Important points to remember: Being a doctor isn’t just about medicine-you need to be a person. Make yourself well-rounded by getting involved in anything and everything you can in and outside of school. Sport and music are both great, plus unis love to see you being a leader, so try to do some form of coaching or take a position of responsibility of school. Becoming house captain/prefects and running sports/drama clubs are great fun and easy to do!
Additional Information Good Medical Practice Tomorrow’s Doctors policy/tomorrows_doctors.asp
Dentistry – Typical Entry Requirements 6+ GCSEs at A/B grade 3 A2 levels: Grades AAA/AAB (must include grade A in Biology and Chemistry) UKCAT (most, but not all Dental Schools)
How competitive is it? Nationally: < 2.5 applicants for each place. (UCAS Website) Those with predicted minimum requirements is probably less than 2 applicants per place. What is the problem?
Approx 1400 applicants for 85 places (81 Home/EU; 4 International). Therefore the selection procedure is tough and sometimes blunt. At Sheffield… Over 1000 applicants for 75 places. At Sheffield…
At Leeds… applicants interviews offers accepts 75 meeting the requirements
Selection for interview: GCSE Results Predicted A2 grades Academic Reference Personal Statement (non-academic achievements) Academic Potential UKCAT (not currently required at Leeds) Facts and Figures& Figures
Personal Statement Demonstrates knowledge of profession, work experience. Demonstrates leadership skills, team working. Demonstrates motivation: Sports, work, voluntary work, dedicated to interest or hobby.
The Interview 15 mins; structured. 3 panel members. Predetermined list of questions (motivation, social awareness, responsibility, interests). Opportunity to ask questions Panel scores individually and then agree an overall subjective rating for the applicant.
Motivation to study Dentistry at a particular School Understands the demands of HE Can demonstrate self motivation Explains why this School is their preferred option. Is knowledgeable about the course, school, university and city.
Communication Skills Answers questions Articulate Engaging Can argue when appropriate
Next Steps Work experience Paid work Consider a project qualification

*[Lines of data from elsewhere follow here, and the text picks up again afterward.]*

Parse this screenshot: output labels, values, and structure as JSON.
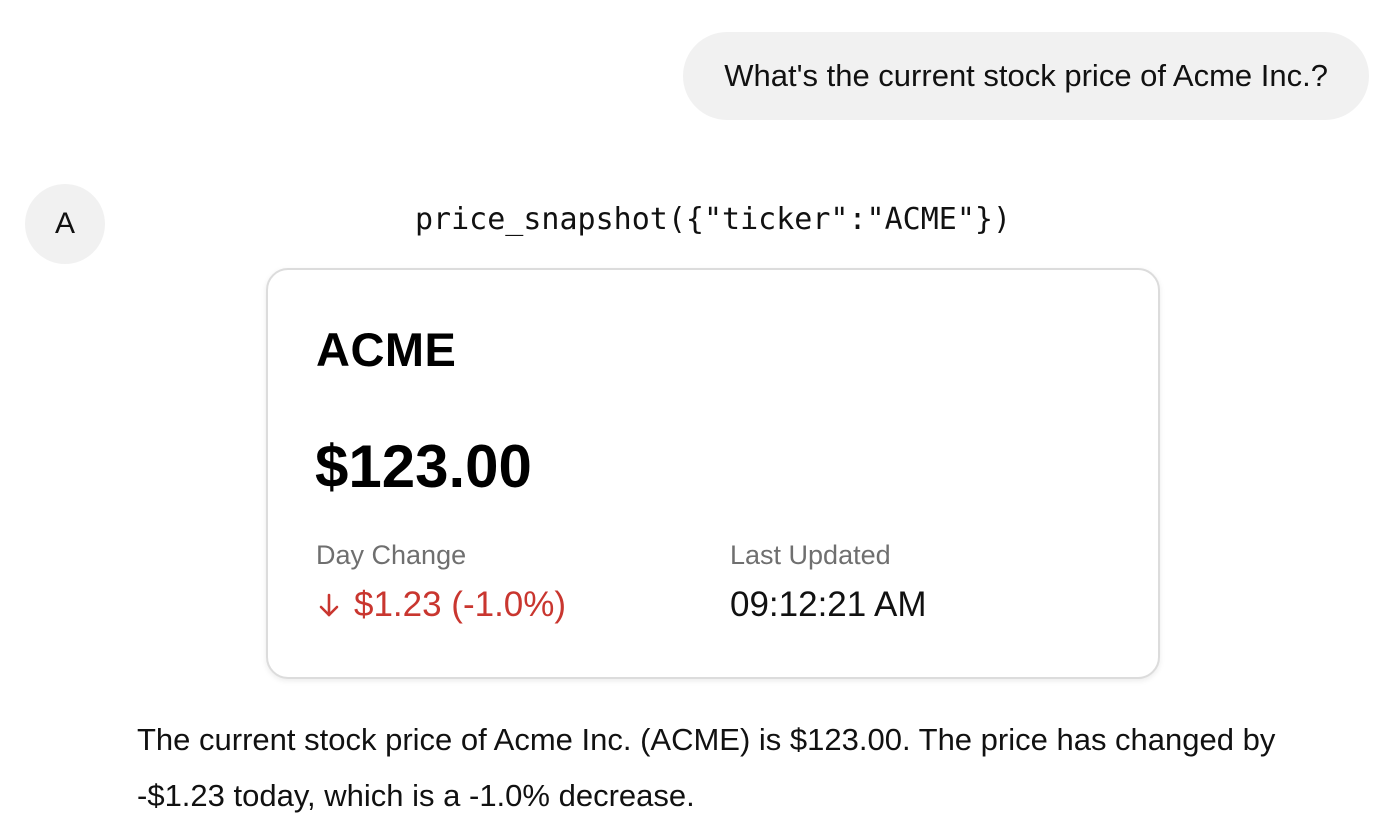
{
  "user_message": {
    "text": "What's the current stock price of Acme Inc.?"
  },
  "assistant": {
    "avatar_letter": "A",
    "tool_call": "price_snapshot({\"ticker\":\"ACME\"})",
    "reply": "The current stock price of Acme Inc. (ACME) is $123.00. The price has changed by -$1.23 today, which is a -1.0% decrease."
  },
  "price_card": {
    "ticker": "ACME",
    "price": "$123.00",
    "day_change_label": "Day Change",
    "day_change_value": "$1.23 (-1.0%)",
    "day_change_direction_icon": "arrow-down-icon",
    "last_updated_label": "Last Updated",
    "last_updated_value": "09:12:21 AM"
  },
  "colors": {
    "negative": "#c9362f",
    "bubble_bg": "#f1f1f1",
    "muted_text": "#6f6f6f",
    "card_border": "#dcdcdc"
  }
}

GCSEs: A* and A grades, A as well as minimum of a B grade in English Language and Mathematics. A–Levels: A*AA-AAA (tends to be Biology, Chemistry & another subject) Entry Requirements
Cambridge & RVC asks applicants to Veterinary Medicine to sit the Biomedical Admissions Test (BMAT)(www.bmat.org.uk). Two hour test (three sections) Aptitude & Skills Scientific Knowledge & Applications Writing Task BMAT

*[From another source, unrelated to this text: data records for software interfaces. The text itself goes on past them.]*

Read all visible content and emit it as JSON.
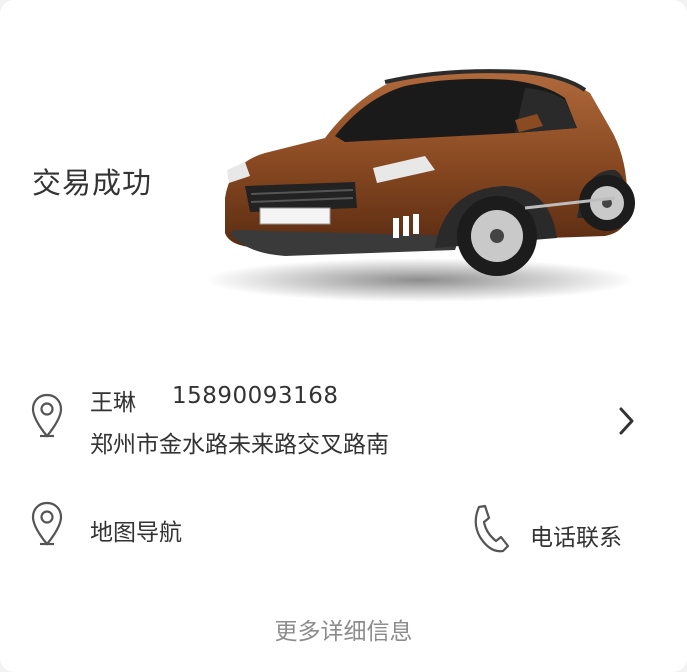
{
  "order": {
    "status": "交易成功"
  },
  "contact": {
    "name": "王琳",
    "phone": "15890093168",
    "address": "郑州市金水路未来路交叉路南"
  },
  "actions": {
    "map_nav_label": "地图导航",
    "call_label": "电话联系"
  },
  "footer": {
    "more_info": "更多详细信息"
  },
  "icons": {
    "location": "location-pin-icon",
    "chevron": "chevron-right-icon",
    "phone": "phone-handset-icon"
  },
  "colors": {
    "text_primary": "#333333",
    "text_muted": "#8c8c8c",
    "icon": "#555555",
    "car_body": "#8a4a22"
  }
}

Personal Statements Show don’t tell! 80% should demonstrate commitment and dedication What drives applicant to follow this career path Experience (What did & what learned from it) Knowledge of subjects – journals, books etc Interest – Current affairs
Personal Statements Remaining 20% should show that you are a well rounded individual Activities Positions of responsibility Volunteering
Interviews (January) Questions Motivations for becoming a vet Work experience – in detail as will be pushed Knowledge of current issues Ethics What we’re looking for: Commitment/Dedication Knowledge Communication Skills Offers: March - April
Amount/range variable, but all beneficial. Not stipulated- Cambridge, Edinburgh & Glasgow 2 weeks- Bristol & RVC 6 weeks- Nottingham 10 weeks- Liverpool Aim for variety: Work in a veterinary practice Lambing, milking or helping out on a farm Work in stables or a livery Animal rescue centres Research work in a lab Abattoir Work Experience
Expect rejection, but keep persisting Keep a diary/Journal Get references Work Experience
Resources Royal College of Veterinary Surgeons To be a Vet Biomedical Admissions Test Courses in Animal and Veterinary Education RVC Podcasts – Interviews
Next Steps Work experience Paid work Consider a project qualification